In reality, except for major felonies, it may take the authorities months to years to never to ever get around to going to someone’s house in order to arrest them. Each time they send out a felony warrant arrest team costs a significant amount of money, and the risks aren’t 0. Obviously, people get jumpy when you try to break into their homes, and they may open fire.

So the way they catch these people is they wait until they have to present themselves in person somewhere and show their ID, or they check IDs at traffic stops and other stops. The cops may not want to go to your house if you have a warrant, but if you give them your ID and are standing right there, they can perform the arrest. Similarly, they have cops at the DMV and other locations in order to arrest people when they come in for license renewal, etc.

It’s legal for a cop to request anything he wants.

If you are not operating a motor vehicle, you are legally required to identify yourself when requested to do so by a cop, but this can be just a verbal identification (i.e. state your name out loud). You are not required to present any documentation of your ID. If you’re a passenger in a motor vehicle, you don’t need to carry ID, and if you have it on you, you don’t need to show it to an officer during a traffic (or any other kind of) stop.

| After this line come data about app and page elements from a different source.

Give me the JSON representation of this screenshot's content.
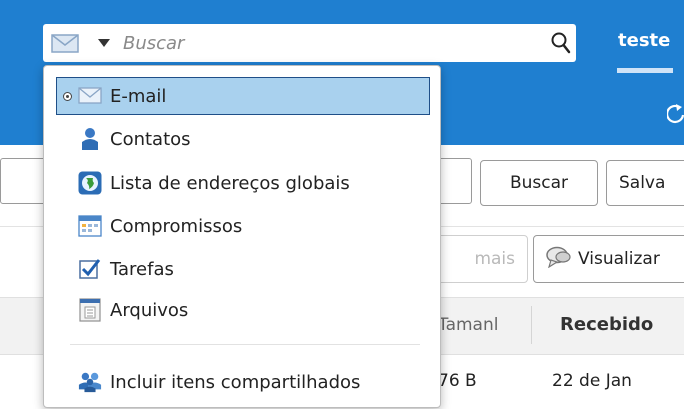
{
  "header": {
    "search": {
      "placeholder": "Buscar",
      "value": ""
    },
    "user_name": "teste"
  },
  "toolbar": {
    "buscar_label": "Buscar",
    "salvar_label": "Salva",
    "mais_label": "mais",
    "visualizar_label": "Visualizar"
  },
  "list": {
    "columns": {
      "tamanho": "Tamanl",
      "recebido": "Recebido"
    },
    "rows": [
      {
        "size": "76 B",
        "date": "22 de Jan"
      }
    ]
  },
  "dropdown": {
    "items": [
      {
        "label": "E-mail",
        "icon": "envelope-icon",
        "selected": true
      },
      {
        "label": "Contatos",
        "icon": "contact-person-icon",
        "selected": false
      },
      {
        "label": "Lista de endereços globais",
        "icon": "globe-icon",
        "selected": false
      },
      {
        "label": "Compromissos",
        "icon": "calendar-icon",
        "selected": false
      },
      {
        "label": "Tarefas",
        "icon": "checkbox-icon",
        "selected": false
      },
      {
        "label": "Arquivos",
        "icon": "document-icon",
        "selected": false
      }
    ],
    "shared_label": "Incluir itens compartilhados",
    "shared_icon": "shared-people-icon"
  },
  "colors": {
    "topbar": "#1f7fd0",
    "selection": "#a9d1ee",
    "selection_border": "#1f4f88"
  }
}
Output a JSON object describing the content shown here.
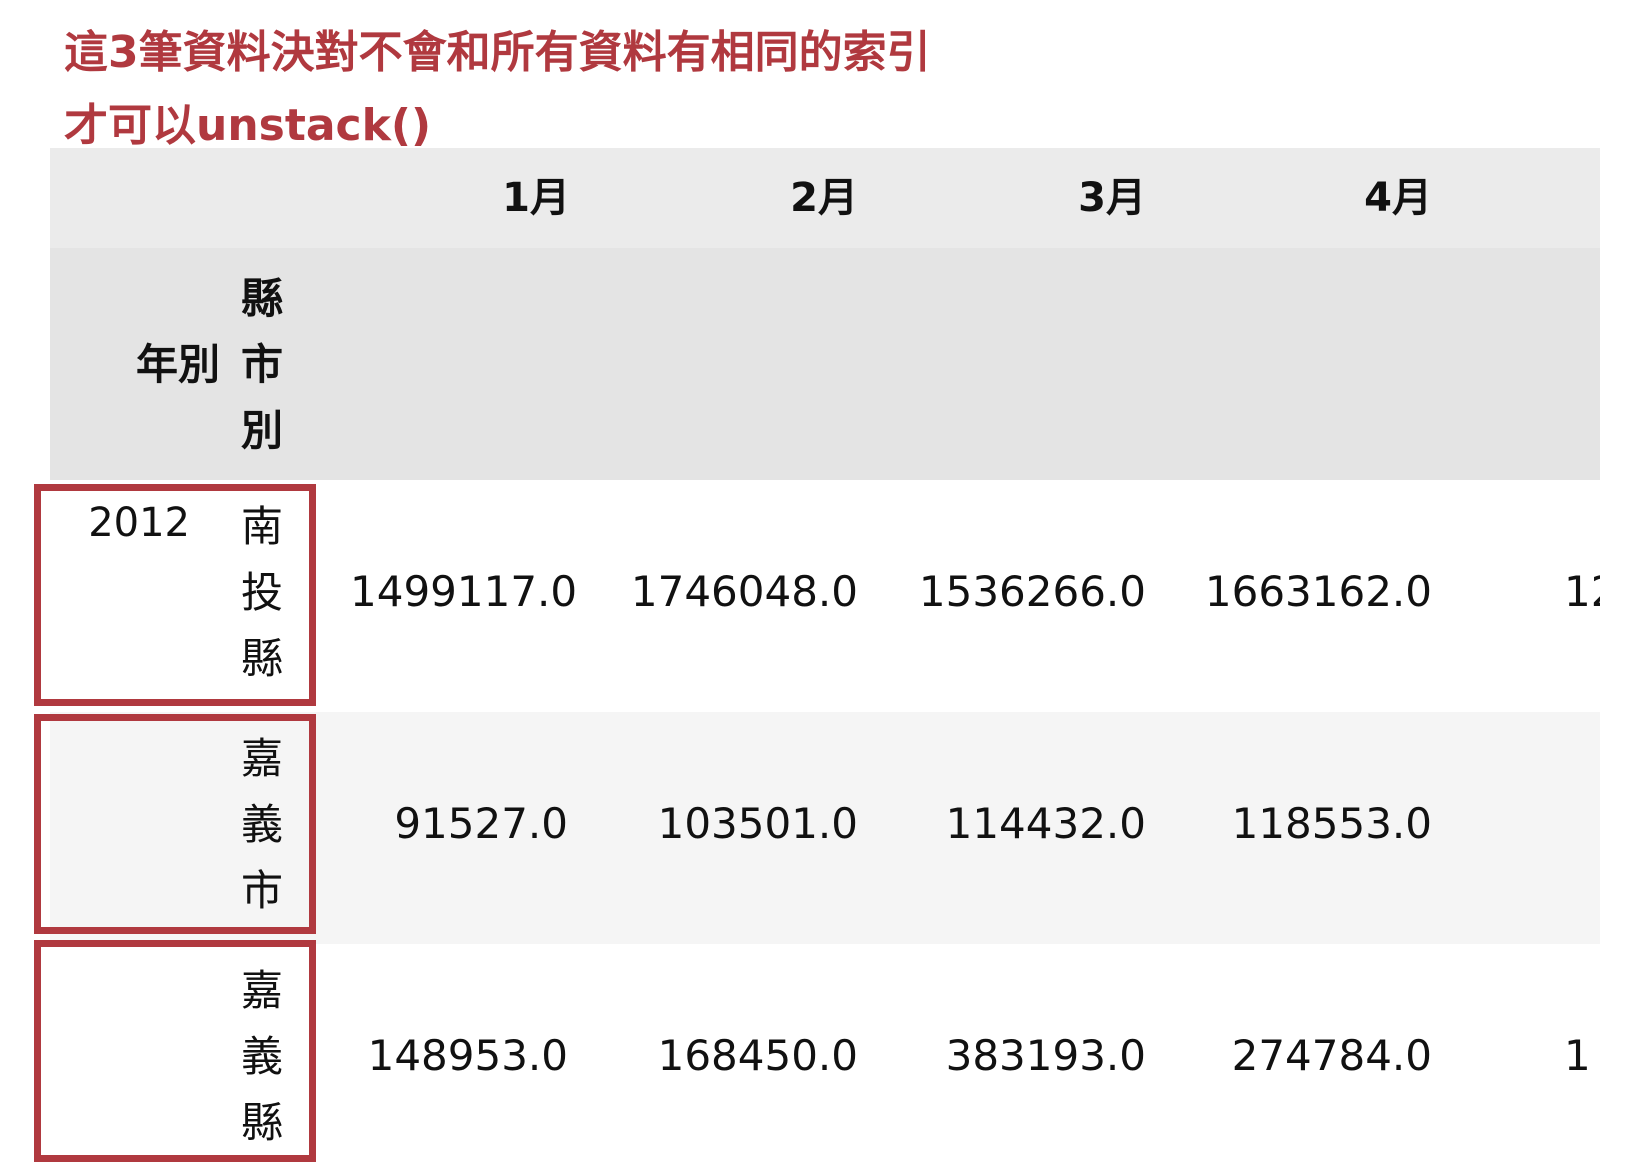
{
  "annotation": {
    "line1": "這3筆資料決對不會和所有資料有相同的索引",
    "line2": "才可以unstack()"
  },
  "table": {
    "columns": [
      "1月",
      "2月",
      "3月",
      "4月"
    ],
    "index_names": {
      "year": "年別",
      "county": [
        "縣",
        "市",
        "別"
      ]
    },
    "rows": [
      {
        "year": "2012",
        "county": [
          "南",
          "投",
          "縣"
        ],
        "values": [
          "1499117.0",
          "1746048.0",
          "1536266.0",
          "1663162.0"
        ],
        "cut_value": "12"
      },
      {
        "year": "",
        "county": [
          "嘉",
          "義",
          "市"
        ],
        "values": [
          "91527.0",
          "103501.0",
          "114432.0",
          "118553.0"
        ],
        "cut_value": ""
      },
      {
        "year": "",
        "county": [
          "嘉",
          "義",
          "縣"
        ],
        "values": [
          "148953.0",
          "168450.0",
          "383193.0",
          "274784.0"
        ],
        "cut_value": "1"
      }
    ],
    "highlight_color": "#b0393f"
  }
}
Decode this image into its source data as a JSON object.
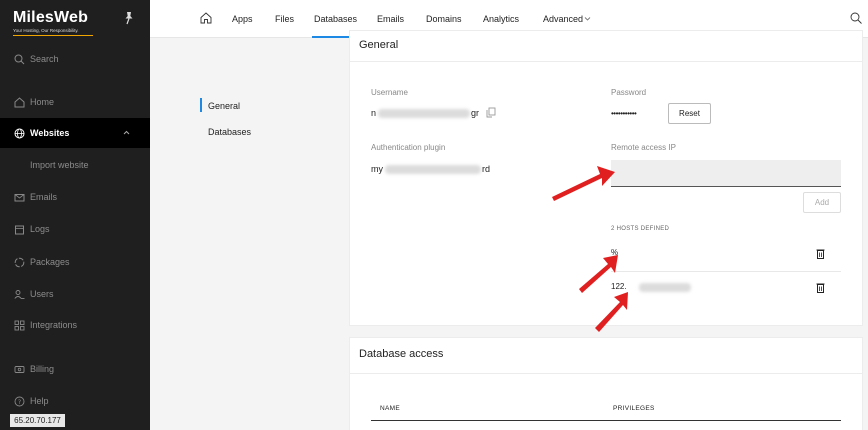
{
  "sidebar": {
    "logo": "MilesWeb",
    "tagline": "Your Hosting, Our Responsibility.",
    "items": [
      {
        "label": "Search",
        "icon": "search-icon"
      },
      {
        "label": "Home",
        "icon": "home-icon"
      },
      {
        "label": "Websites",
        "icon": "globe-icon",
        "active": true
      },
      {
        "label": "Import website",
        "sub": true
      },
      {
        "label": "Emails",
        "icon": "mail-icon"
      },
      {
        "label": "Logs",
        "icon": "calendar-icon"
      },
      {
        "label": "Packages",
        "icon": "circle-icon"
      },
      {
        "label": "Users",
        "icon": "users-icon"
      },
      {
        "label": "Integrations",
        "icon": "grid-icon"
      },
      {
        "label": "Billing",
        "icon": "card-icon"
      },
      {
        "label": "Help",
        "icon": "help-icon"
      }
    ],
    "ip": "65.20.70.177"
  },
  "topnav": {
    "items": [
      "Apps",
      "Files",
      "Databases",
      "Emails",
      "Domains",
      "Analytics",
      "Advanced"
    ],
    "active": "Databases"
  },
  "subnav": {
    "items": [
      "General",
      "Databases"
    ]
  },
  "general": {
    "title": "General",
    "username_label": "Username",
    "username_value_start": "n",
    "username_value_end": "gr",
    "password_label": "Password",
    "password_value": "•••••••••••",
    "reset_label": "Reset",
    "auth_label": "Authentication plugin",
    "auth_value_start": "my",
    "auth_value_end": "rd",
    "remote_label": "Remote access IP",
    "remote_value": "",
    "add_label": "Add",
    "hosts_defined": "2 HOSTS DEFINED",
    "hosts": [
      "%",
      "122."
    ]
  },
  "db_access": {
    "title": "Database access",
    "col_name": "NAME",
    "col_privileges": "PRIVILEGES"
  },
  "colors": {
    "accent": "#1e88e5",
    "sidebar_bg": "#1f1f1f",
    "arrow": "#e02020"
  }
}
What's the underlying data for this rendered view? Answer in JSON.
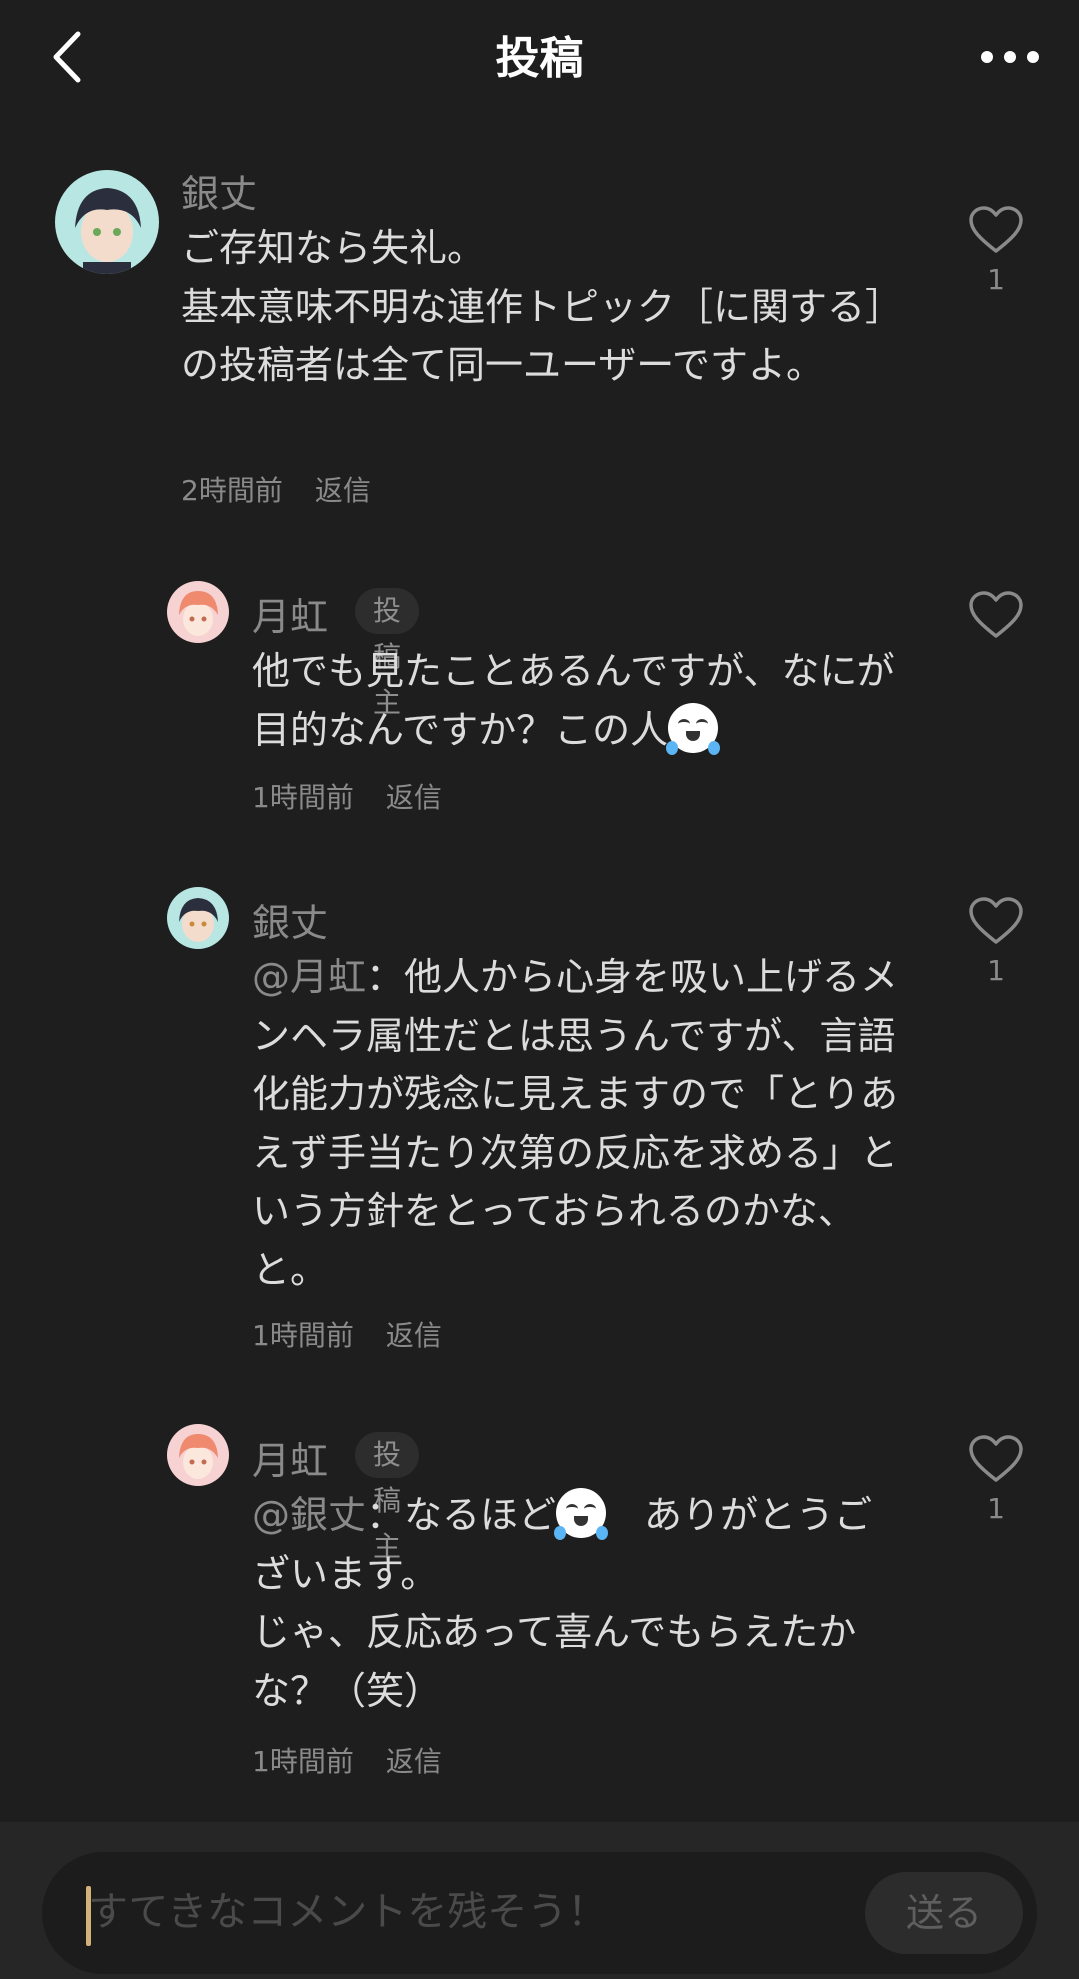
{
  "header": {
    "title": "投稿"
  },
  "comments": [
    {
      "author": "銀丈",
      "text": "ご存知なら失礼。\n基本意味不明な連作トピック［に関する］の投稿者は全て同一ユーザーですよ。",
      "time": "2時間前",
      "reply_label": "返信",
      "likes": "1"
    },
    {
      "author": "月虹",
      "badge": "投稿主",
      "text": "他でも見たことあるんですが、なにが目的なんですか？この人",
      "emoji": "crying-laughing-emoji",
      "time": "1時間前",
      "reply_label": "返信"
    },
    {
      "author": "銀丈",
      "mention": "@月虹",
      "text": "：他人から心身を吸い上げるメンヘラ属性だとは思うんですが、言語化能力が残念に見えますので「とりあえず手当たり次第の反応を求める」という方針をとっておられるのかな、と。",
      "time": "1時間前",
      "reply_label": "返信",
      "likes": "1"
    },
    {
      "author": "月虹",
      "badge": "投稿主",
      "mention": "@銀丈",
      "text_before_emoji": "：なるほど",
      "emoji": "crying-laughing-emoji",
      "text_after_emoji": "　ありがとうございます。\nじゃ、反応あって喜んでもらえたかな？（笑）",
      "time": "1時間前",
      "reply_label": "返信",
      "likes": "1"
    }
  ],
  "footer": {
    "input_placeholder": "すてきなコメントを残そう！",
    "send_label": "送る"
  },
  "colors": {
    "background": "#1e1e1e",
    "accent_caret": "#d4b07a"
  }
}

If you are operating a motor vehicle, you are legally required to present a valid driver’s license unless you are operating a motor vehicle.

Note however that some cops are better informed than others about the limits of their authority. You may end up being subjected to significant inconvenience if you refuse to show a cop your license upon request. [url=http://www.michaelrighi.com/2007/09/01/arrested-at-circuit-city/]example here:[/url the author was arrested for refusing to show his driver’s license to a cop who was questioning him about a refusal to show his receipt to an officious store clerk. The author knew what he was getting into and was prepared to wage a war against the legal system, but ultimately settled for simple dismissal of the charges when he saw that his family was getting stressed out about it all.

Hiibel v Nevada

You have to identify yourself, but you don’t have to show the cop anything.

Hiibel is a prodigy of TERRY, therefore no RS to demand, no legal need to prove identity.

If I were a police officer and I was responding to any type of call, I would want to get the ID of everyone involved. This way my report would be accurate. I would know who was who, etc. If the incident ends up in court, I may be called to testify and I would want to be as accurate as possible.

Asking for ID is reasonable. Many people lie about who they are, even to the police. Seeking identification to verify a person’s statement is not unreasonable.

I was walking up a waterway that I assumed was a public right of way. A person who had a house along it said it was his property and I needed to go back the way I came (unable to pass), I told him I was walking in the waterway, he said he was a cop (unconfirmed), I proceeded, he ran down and to me threatened me with bodily harm, I stopped. He asked me for ID, since I was in the middle of a waterway in a bathing suit, I honestly said ‘I don’t have’. Funny thing is he apologized to me after I was heading back and around his property and back into this waterway.

Unfortunately, Terry or Hiibel are easily overcome by the police officers simply claiming that you or your vehicle had been described as suspected in some recent crime. If the need ever arose, they’d simply say they must have misunderstood the radio transmission.

Habeed beat me to it…a surprising number of otherwise upright citizens have municipal or traffic warrants for silly shit.

Pay your tickets, stupid.